The coronavirus crisis has hit China’s economy and its graduates face a rough time for at least a year, as they are looking for jobs now, says financial analyst Sara Hsu, a visiting scholar at Shanghai’s Fudan University to CGTN. Job creation has come to a stand-still, and graduates might rely on finding jobs at state-owned companies, the government or even the military to survive in the coming year, she says.
China’s luxury travelers are high on the agenda of the tourism industry, and Rupert Hoogewerf, publisher of the Hurun China Rich List, sees a few major trends. Family trips are emerging as a preference, and WeChat groups of alumni of key universities a forgotten way to connect to the luxury travelers, he tells in the South China Morning Post.
Light can transport data in higher volumes and speed than the current cable systems, shows an experimental setup at Shanghai´s Fudan University in the documentary “Smart China” at Discovery Channel. It documents how the massive data exchange at food chains in China can guarantee food safety. Our technology speaker William Bao Bean comments at the documentary.
China’s famous human flesh searches, an online witch hunt, often go after people for all the wrong reasons. Internet watcher Jeremy Goldkorn recalls China’s first hunt, in 1995, after Zhu Ling, a Fudan university student, was murdered. Most likely the wrong person was identified as the murderer, he tells ABC in Australia.

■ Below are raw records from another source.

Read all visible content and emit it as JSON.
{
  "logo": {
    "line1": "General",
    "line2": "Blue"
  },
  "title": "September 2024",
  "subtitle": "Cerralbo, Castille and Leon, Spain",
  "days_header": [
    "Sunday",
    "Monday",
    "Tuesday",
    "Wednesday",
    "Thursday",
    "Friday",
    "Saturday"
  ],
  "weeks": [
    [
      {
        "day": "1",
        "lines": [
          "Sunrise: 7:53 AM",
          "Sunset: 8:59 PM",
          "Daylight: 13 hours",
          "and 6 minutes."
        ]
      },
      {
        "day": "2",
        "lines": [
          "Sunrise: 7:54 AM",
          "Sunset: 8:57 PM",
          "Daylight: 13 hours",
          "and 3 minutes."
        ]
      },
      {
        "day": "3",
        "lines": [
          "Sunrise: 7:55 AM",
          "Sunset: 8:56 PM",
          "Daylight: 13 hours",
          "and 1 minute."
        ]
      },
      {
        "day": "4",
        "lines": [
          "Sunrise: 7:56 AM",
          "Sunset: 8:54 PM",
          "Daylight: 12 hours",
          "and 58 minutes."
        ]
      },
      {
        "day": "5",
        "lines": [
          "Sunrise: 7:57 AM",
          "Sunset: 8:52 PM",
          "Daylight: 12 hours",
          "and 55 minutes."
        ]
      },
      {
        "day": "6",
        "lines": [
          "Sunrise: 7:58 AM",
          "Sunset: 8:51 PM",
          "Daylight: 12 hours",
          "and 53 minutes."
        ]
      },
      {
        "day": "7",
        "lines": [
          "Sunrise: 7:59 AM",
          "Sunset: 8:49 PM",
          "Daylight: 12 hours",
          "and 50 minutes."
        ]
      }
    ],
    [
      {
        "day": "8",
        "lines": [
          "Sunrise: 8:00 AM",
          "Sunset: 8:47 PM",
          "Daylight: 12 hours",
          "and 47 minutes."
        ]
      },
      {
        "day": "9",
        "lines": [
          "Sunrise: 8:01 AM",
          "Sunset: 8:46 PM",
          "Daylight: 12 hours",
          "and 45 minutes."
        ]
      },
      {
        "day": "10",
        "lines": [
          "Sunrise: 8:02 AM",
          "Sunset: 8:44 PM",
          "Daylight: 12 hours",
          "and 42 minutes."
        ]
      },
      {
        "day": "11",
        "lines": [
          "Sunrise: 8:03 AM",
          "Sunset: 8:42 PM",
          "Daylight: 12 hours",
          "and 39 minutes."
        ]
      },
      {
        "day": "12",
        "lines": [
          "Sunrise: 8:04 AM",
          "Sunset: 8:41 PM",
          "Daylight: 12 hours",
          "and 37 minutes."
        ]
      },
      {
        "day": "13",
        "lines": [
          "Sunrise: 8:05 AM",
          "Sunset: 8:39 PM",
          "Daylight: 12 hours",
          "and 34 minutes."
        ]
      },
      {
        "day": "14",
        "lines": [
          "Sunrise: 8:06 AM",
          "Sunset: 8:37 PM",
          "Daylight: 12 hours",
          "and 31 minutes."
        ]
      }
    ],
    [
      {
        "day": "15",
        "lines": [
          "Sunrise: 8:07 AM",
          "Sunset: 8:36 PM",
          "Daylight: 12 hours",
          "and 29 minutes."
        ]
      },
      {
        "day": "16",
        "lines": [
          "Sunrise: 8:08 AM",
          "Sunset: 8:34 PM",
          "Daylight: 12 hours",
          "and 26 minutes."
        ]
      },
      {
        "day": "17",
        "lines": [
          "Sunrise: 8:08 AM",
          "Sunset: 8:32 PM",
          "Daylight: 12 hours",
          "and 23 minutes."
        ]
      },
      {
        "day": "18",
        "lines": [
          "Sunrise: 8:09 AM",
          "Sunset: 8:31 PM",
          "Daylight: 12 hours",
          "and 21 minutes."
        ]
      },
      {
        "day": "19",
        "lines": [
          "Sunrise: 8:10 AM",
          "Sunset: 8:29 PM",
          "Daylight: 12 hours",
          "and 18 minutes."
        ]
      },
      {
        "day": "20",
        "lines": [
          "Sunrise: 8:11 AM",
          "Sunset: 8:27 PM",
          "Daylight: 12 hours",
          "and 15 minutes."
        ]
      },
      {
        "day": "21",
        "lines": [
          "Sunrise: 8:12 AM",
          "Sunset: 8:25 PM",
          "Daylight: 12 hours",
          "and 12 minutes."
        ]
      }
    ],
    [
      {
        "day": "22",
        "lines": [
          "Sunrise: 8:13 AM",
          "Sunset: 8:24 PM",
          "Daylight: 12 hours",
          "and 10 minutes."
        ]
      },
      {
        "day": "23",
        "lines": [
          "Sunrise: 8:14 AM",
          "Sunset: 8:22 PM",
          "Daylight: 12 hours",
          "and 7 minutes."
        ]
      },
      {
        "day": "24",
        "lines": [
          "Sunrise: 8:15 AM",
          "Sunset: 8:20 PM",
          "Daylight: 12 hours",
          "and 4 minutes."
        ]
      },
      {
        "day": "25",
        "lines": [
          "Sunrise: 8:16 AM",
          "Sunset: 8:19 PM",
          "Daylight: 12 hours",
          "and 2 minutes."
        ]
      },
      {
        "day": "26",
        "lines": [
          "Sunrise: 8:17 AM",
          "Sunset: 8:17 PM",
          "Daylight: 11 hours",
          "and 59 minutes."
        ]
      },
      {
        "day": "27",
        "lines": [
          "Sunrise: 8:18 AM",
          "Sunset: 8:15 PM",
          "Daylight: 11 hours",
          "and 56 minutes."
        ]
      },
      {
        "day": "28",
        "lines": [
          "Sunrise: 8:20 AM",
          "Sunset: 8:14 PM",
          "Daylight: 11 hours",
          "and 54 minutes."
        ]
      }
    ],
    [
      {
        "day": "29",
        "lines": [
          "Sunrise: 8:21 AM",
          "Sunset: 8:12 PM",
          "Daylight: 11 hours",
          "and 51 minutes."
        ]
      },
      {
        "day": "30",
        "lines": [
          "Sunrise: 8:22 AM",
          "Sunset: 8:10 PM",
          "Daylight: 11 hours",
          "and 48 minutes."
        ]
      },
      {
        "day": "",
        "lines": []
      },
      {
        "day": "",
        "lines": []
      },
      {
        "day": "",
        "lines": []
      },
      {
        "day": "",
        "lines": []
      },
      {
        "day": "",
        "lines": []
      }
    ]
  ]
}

Zhang Jun is the Chang-Jiang Professor of Economics at Fudan University and Director of the China Center for Economic Studies. Prof. Zhang is a respected scholar and commentator on China’s economic reform who speaks regularly on Chinese TV stations and publishes dozens of articles in papers annually. He travels from Shanghai.